%%

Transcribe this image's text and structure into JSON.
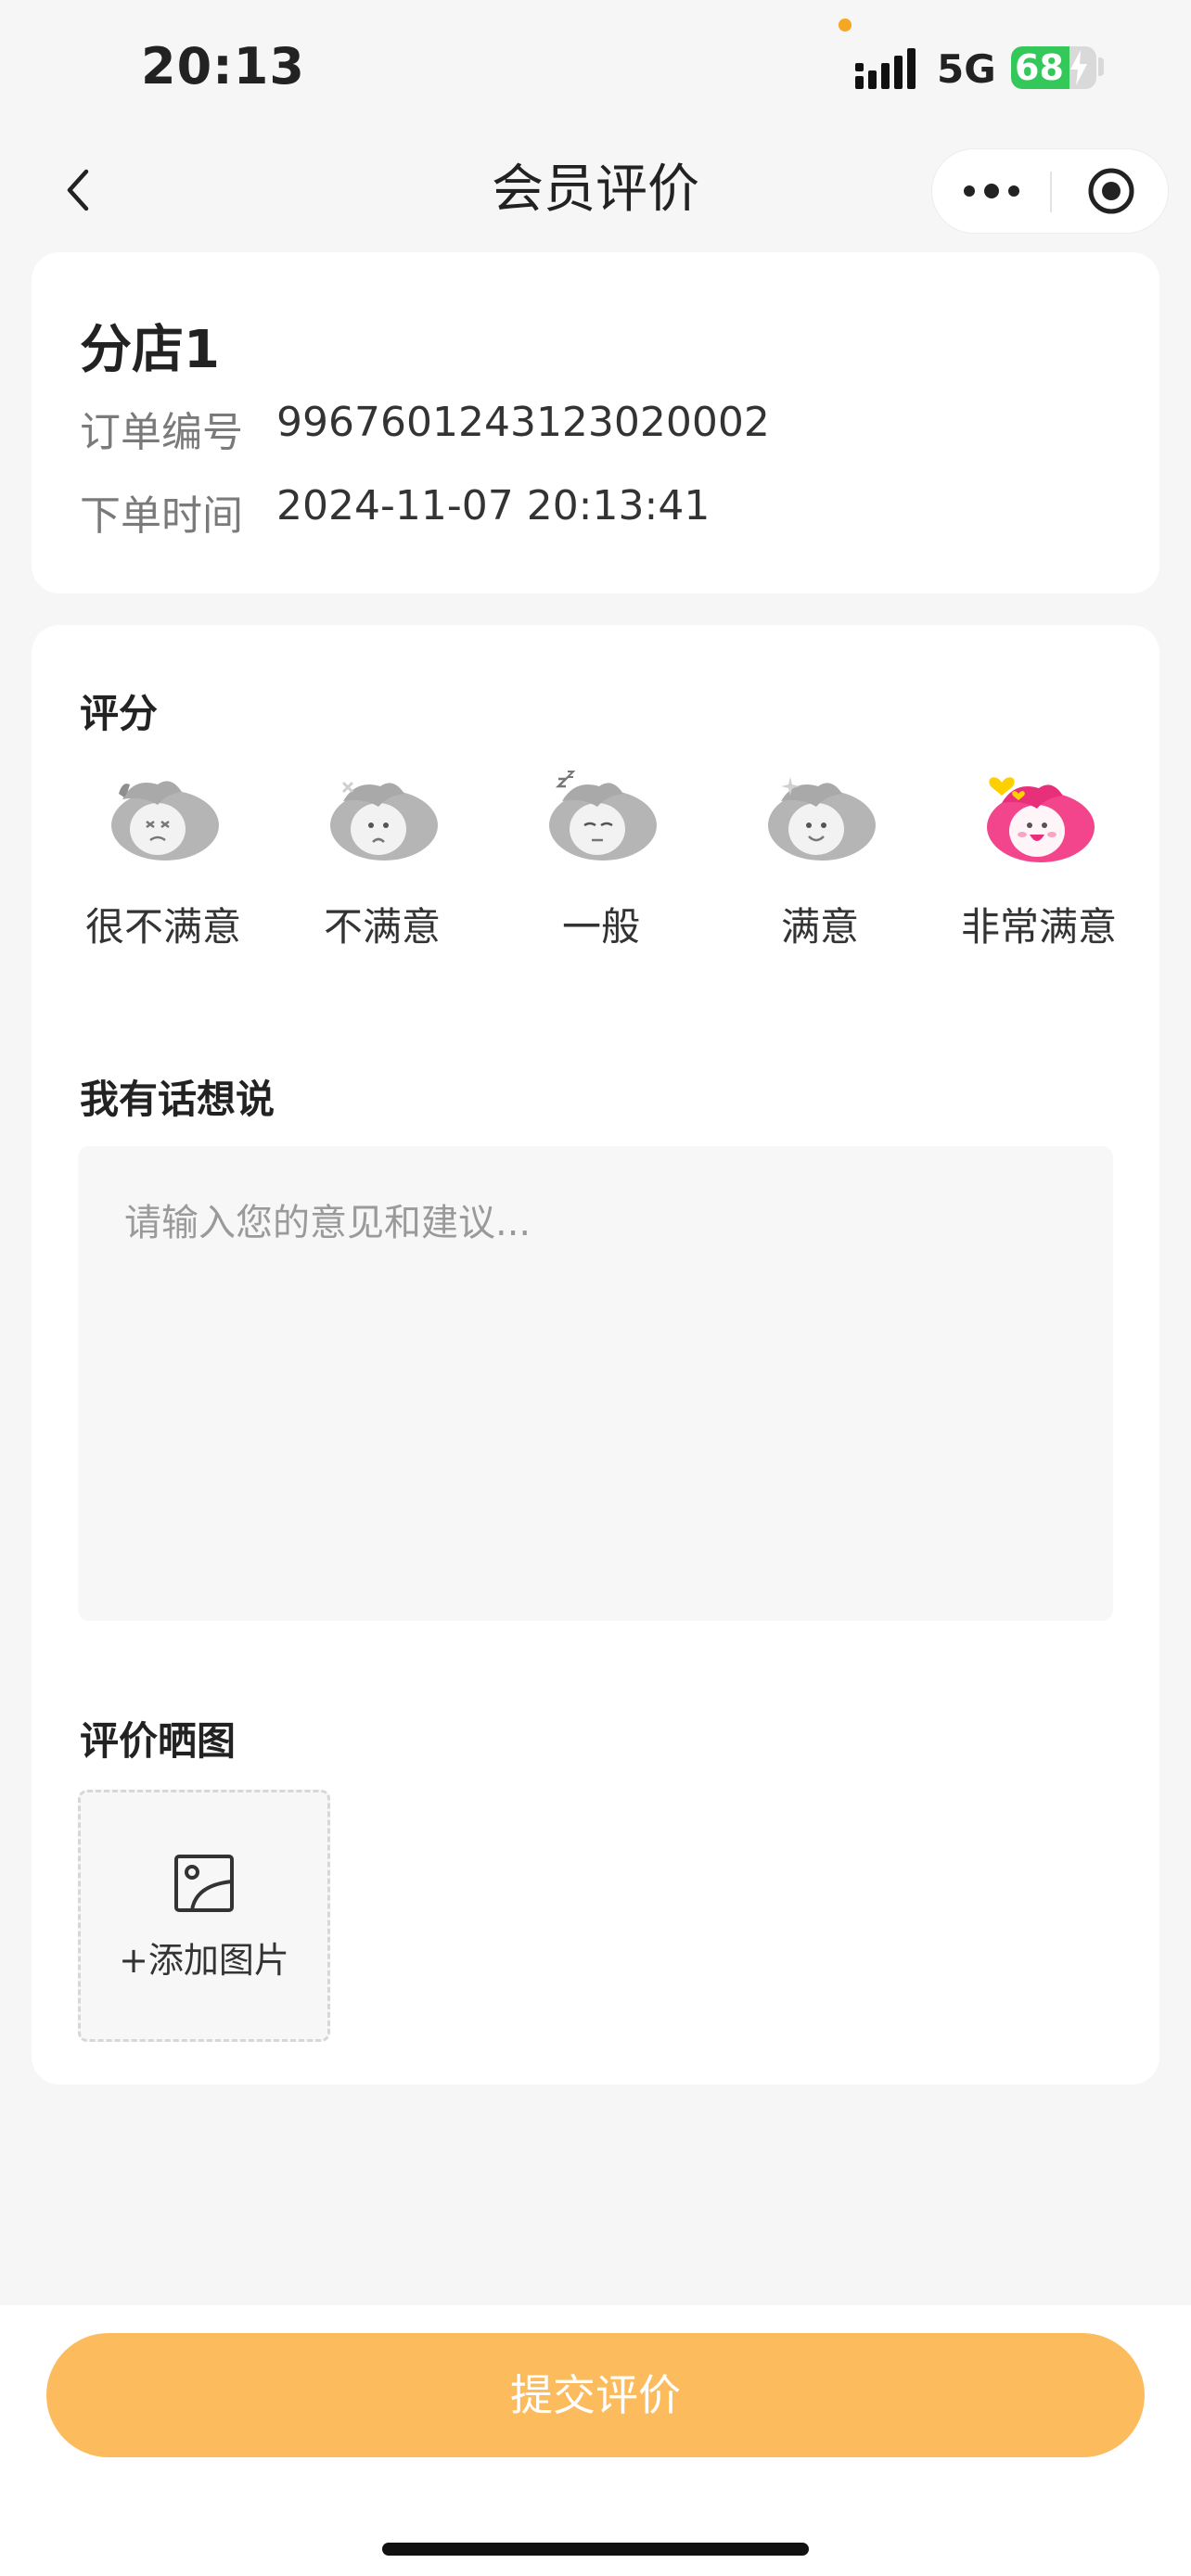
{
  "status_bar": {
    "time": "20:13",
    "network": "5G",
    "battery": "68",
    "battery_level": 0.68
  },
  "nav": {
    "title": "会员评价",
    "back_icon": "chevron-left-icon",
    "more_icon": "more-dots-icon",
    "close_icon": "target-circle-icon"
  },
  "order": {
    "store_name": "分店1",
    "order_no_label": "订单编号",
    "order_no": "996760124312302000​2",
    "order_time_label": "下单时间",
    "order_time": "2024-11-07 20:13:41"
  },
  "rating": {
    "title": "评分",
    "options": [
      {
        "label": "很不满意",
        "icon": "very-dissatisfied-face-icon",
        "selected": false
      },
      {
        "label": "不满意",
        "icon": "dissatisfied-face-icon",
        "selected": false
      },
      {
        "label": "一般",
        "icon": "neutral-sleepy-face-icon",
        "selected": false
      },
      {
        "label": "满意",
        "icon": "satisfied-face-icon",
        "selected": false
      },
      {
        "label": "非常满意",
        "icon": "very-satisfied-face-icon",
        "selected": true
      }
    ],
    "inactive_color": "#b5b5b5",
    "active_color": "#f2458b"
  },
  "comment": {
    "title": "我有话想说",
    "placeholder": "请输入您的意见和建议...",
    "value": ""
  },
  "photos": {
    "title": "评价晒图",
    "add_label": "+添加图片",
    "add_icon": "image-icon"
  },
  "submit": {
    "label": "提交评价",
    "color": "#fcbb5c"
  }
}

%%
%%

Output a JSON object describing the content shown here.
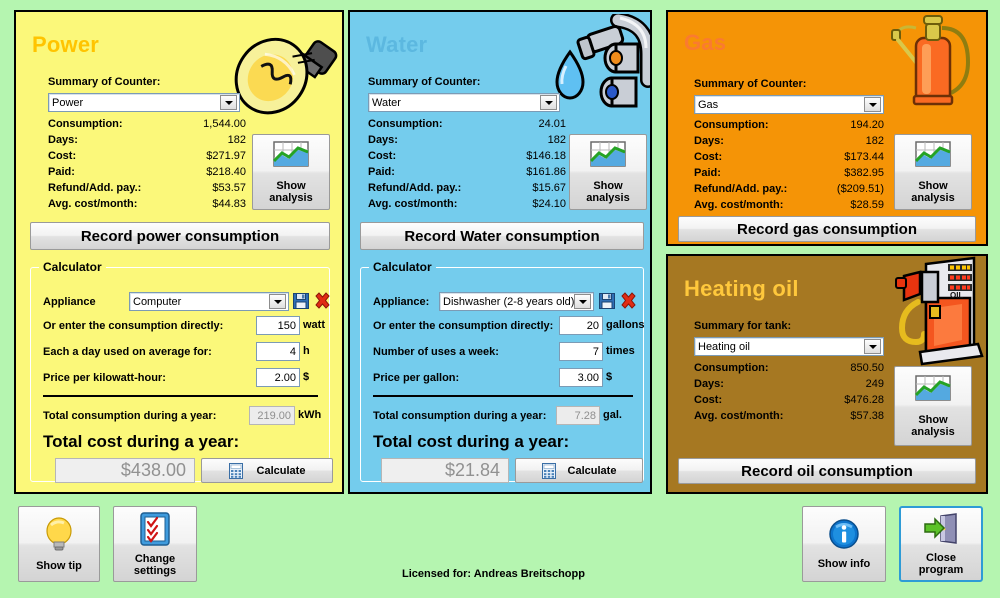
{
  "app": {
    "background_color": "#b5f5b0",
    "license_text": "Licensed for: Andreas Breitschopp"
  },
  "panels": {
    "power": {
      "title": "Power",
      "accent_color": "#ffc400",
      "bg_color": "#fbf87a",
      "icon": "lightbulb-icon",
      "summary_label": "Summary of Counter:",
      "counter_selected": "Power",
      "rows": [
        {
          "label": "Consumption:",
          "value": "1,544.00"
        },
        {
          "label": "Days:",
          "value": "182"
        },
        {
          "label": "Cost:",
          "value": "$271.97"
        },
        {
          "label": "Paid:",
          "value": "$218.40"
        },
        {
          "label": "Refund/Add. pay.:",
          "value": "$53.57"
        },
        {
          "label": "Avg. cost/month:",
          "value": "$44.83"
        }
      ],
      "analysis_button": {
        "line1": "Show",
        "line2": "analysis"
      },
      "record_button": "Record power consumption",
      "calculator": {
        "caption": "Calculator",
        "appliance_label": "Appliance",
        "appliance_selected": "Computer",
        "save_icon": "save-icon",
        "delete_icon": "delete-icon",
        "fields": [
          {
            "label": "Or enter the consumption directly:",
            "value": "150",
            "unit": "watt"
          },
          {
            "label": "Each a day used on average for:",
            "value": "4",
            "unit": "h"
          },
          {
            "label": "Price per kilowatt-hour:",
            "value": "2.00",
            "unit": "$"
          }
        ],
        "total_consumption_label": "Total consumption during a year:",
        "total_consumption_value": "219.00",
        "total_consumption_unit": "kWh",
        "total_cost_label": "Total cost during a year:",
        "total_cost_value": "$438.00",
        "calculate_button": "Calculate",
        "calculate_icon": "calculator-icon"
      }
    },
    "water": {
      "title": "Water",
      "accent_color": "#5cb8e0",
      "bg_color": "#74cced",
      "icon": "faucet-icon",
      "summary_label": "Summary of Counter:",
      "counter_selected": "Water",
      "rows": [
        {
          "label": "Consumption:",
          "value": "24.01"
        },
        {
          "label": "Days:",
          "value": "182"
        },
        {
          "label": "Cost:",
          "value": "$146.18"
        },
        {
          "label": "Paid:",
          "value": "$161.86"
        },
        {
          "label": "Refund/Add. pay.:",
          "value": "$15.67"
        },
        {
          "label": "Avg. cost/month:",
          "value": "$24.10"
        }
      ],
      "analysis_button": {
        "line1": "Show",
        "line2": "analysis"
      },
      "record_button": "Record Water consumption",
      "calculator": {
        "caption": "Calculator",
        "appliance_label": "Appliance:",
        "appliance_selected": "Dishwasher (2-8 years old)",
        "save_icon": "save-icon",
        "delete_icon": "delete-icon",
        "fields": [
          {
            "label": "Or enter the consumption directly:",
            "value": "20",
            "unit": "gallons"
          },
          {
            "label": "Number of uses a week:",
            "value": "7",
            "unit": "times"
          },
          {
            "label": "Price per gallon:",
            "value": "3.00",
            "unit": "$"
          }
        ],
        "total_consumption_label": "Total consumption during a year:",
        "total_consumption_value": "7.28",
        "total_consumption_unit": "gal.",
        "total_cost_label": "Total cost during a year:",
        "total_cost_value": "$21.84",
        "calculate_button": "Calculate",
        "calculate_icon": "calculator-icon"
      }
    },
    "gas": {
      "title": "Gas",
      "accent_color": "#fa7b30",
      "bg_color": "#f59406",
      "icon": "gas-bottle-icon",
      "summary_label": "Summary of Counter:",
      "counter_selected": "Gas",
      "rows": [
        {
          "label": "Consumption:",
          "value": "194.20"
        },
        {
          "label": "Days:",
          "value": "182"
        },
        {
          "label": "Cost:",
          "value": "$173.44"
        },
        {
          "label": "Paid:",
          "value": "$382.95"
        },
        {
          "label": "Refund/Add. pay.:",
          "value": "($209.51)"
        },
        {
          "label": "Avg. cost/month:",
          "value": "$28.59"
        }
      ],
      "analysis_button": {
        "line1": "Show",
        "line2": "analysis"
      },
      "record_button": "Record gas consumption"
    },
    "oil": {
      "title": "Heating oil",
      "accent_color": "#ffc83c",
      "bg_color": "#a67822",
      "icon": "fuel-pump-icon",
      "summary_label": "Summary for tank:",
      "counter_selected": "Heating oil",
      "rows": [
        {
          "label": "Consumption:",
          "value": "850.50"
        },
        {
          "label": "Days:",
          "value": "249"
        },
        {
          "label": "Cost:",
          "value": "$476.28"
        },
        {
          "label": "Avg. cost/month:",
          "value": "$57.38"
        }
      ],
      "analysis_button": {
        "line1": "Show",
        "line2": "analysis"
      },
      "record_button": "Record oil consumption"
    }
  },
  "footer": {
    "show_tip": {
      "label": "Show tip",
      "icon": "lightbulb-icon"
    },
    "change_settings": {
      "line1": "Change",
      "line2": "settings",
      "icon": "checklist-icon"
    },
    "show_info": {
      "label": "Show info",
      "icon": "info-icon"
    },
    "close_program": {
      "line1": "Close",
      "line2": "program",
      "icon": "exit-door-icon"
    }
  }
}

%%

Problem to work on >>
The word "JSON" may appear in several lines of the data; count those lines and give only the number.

Output >>
2